FUTURE PARTNERSHIPS. "Our intent for Northwest Community Center is to partner with like-minded ministries and organizations to expand the scope of services that are available to the refugee community through the community center," states Wright. "Currently we are in discussions with Texas Health Resources regarding several prospective partners that would fill the remaining space in the community center and complement the wide array of social, spiritual and medical services currently provided."


In response to numerous requests for comment on refugee care in the current political climate, Tomba shared, "We are going to love refugees and pray for our president. God clearly says in Scripture that He cares for refugees. Jesus calls us in this generation to love our neighbors, to feed and clothe those in need, to care for the sick and disenfranchised and to invite the stranger into an experience of new hope and real love (Matthew 25). God also clearly calls us to pray for our president and the leaders of our city, state and country. First Timothy 2:1-2 urges us to pray, through 'petitions, prayers, intercession and thanksgiving' for all people, including 'kings and all those in authority,' so that we all might experience peace. With God's Word in the forefront of our minds, it is our deep desire to love the people of this world of whom God brings to our doorstep in Dallas. It is also our commitment to pray for our president to make decisions that are pleasing to God and good for people made in God's image."

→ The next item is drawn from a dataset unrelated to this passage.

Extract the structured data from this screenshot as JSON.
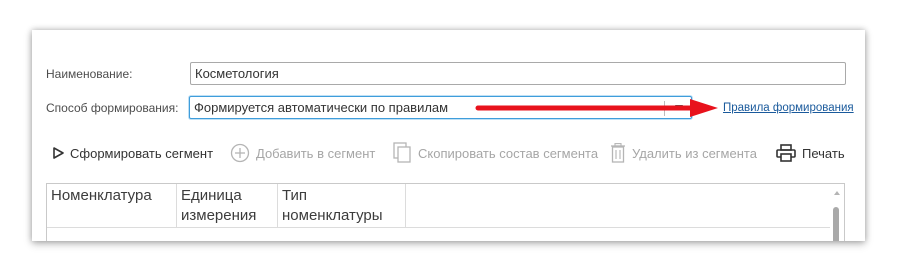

Last Sunday (February 26), as part of our week-long focus on missions, Northwest Bible Church offered a breakout session on "Refugees & Politics." Dr. Darrel Bock (author, editor for Christianity Today, executive direction of cultural engagement and professor at Dallas Theological Seminary) led a discussion about how to think biblically and respond culturally to the global refugee crisis. You can view Part 1 & Part 2 of Dr. Bock's session in the "Messages" section of our website.